After a breathtaking rally that recently saw it sporting a double-digit one-month gain, the United States Oil Fund (NYSEArca: USO), which tracks West Texas Intermediate crude oil futures, is pulling back as highlighted by a loss of nearly 7% over the past week.
That has stoked ample concern that crude prices rallied too rapidly, but oil’s recent pullback is also opening the door for some bullish traders to get back in the game. Even the output reductions in the U.S. have been modest. The good news is U.S. shale output is slightly declining, but challenges remain on the output front from OPEC producers.
Traders could be acknowledging the fact that although oil prices have surged, there has been little in the way of dramatic production cuts to fuel a more sustained rally for crude futures. Conversely, other market participants appear to be focusing on near-term price action above longer-term fundamentals.
“Hedge funds have more than doubled their net long position from just 242 million barrels at the end of last year, according to an analysis of data published by regulators and exchanges,” reports Reuters. “The net long position has passed the previous peak of 572 million barrels, set in May 2015, and is closing in on the record of 626 million, set in June 2014, when Islamic State fighters were racing across northern Iraq.”

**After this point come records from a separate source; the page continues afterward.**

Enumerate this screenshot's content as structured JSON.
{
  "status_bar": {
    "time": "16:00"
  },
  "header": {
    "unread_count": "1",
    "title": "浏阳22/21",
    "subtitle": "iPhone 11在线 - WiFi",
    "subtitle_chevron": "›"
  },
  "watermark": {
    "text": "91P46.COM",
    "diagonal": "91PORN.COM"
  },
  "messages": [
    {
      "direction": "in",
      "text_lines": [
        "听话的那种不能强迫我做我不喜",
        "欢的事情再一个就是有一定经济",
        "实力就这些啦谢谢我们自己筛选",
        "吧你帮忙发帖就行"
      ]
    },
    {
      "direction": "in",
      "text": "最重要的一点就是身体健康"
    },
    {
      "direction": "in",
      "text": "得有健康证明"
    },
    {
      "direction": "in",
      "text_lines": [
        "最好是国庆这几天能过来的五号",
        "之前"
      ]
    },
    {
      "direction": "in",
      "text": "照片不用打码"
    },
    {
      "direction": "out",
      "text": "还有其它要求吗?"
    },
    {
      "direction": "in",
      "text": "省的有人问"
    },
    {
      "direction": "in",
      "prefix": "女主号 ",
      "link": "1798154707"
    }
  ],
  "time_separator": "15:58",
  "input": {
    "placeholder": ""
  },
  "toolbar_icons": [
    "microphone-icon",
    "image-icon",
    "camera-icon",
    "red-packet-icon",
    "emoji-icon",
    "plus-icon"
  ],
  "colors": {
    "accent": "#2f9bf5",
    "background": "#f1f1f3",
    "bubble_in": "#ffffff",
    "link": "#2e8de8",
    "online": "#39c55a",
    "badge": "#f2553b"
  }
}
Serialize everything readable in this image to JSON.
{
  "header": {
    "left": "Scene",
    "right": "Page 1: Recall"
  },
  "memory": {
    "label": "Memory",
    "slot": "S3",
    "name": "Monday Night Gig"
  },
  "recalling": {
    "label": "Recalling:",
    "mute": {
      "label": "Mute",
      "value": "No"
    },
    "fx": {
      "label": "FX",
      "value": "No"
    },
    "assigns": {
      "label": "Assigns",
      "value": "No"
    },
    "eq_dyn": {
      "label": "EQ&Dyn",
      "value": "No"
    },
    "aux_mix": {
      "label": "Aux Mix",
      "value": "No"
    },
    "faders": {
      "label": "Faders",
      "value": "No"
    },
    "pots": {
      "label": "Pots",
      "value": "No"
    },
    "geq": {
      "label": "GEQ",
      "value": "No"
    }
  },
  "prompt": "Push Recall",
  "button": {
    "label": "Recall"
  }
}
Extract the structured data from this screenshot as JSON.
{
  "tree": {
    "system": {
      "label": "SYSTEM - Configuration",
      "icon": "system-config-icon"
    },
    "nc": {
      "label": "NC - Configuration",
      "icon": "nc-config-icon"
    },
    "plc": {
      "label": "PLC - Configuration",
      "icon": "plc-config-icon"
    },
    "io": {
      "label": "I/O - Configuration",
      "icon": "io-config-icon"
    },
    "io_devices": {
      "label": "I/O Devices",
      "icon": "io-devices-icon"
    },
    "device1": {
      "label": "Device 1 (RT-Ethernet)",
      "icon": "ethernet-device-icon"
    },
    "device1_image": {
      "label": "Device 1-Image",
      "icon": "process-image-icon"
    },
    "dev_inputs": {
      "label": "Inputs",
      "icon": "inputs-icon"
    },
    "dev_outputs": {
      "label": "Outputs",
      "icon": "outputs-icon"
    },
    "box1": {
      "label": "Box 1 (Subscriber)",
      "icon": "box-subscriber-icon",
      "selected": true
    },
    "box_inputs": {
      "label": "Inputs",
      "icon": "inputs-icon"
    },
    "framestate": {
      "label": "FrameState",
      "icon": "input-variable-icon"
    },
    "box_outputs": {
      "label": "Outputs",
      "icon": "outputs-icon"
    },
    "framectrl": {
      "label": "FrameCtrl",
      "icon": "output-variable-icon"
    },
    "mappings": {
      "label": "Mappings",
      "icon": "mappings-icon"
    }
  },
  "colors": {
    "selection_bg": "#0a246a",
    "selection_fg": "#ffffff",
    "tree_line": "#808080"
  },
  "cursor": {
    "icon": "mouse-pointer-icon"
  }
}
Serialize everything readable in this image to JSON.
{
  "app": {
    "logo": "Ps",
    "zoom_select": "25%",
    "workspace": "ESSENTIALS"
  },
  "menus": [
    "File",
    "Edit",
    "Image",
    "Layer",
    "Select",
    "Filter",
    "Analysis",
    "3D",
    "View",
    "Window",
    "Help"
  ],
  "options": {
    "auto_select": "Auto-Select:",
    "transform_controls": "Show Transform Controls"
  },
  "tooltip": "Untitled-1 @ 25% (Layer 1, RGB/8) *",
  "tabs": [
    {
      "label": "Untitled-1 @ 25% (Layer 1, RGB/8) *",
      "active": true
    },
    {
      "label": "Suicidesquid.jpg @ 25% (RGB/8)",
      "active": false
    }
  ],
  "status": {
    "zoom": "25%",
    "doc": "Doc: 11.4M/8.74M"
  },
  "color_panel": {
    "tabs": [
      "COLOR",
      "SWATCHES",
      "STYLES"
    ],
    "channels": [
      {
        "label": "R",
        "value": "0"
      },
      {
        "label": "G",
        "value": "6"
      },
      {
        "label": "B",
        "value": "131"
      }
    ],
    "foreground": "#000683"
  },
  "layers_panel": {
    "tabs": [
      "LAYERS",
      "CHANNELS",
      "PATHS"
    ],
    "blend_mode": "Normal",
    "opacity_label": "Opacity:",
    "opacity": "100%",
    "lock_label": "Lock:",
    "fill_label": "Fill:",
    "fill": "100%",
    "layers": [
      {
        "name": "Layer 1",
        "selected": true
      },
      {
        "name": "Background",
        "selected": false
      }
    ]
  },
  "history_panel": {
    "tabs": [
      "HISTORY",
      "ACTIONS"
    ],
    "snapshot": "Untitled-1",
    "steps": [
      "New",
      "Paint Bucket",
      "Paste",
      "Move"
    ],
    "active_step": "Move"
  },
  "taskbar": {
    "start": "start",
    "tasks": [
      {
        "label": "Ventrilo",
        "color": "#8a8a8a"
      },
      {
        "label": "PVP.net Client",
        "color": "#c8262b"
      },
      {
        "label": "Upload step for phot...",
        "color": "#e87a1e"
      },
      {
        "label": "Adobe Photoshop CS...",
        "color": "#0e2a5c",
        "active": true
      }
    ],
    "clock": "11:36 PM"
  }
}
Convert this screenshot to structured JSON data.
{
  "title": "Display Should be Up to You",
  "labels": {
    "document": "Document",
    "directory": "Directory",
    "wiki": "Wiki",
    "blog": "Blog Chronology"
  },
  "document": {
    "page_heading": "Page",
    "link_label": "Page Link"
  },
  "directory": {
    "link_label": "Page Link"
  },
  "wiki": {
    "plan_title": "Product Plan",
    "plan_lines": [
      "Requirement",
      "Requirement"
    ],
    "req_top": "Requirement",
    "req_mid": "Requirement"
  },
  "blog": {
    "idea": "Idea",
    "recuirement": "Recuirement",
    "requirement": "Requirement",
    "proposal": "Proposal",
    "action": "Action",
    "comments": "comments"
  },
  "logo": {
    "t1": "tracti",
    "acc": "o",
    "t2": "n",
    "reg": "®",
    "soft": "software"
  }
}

Qatar, Russia, Saudi Arabia and Venezuela have been in discussions to hold output steady at January levels, but only if other producers followed suit. Russia is the largest non-OPEC producer of oil and natural gas, though the country prefers higher prices even more so than Saudi Arabia.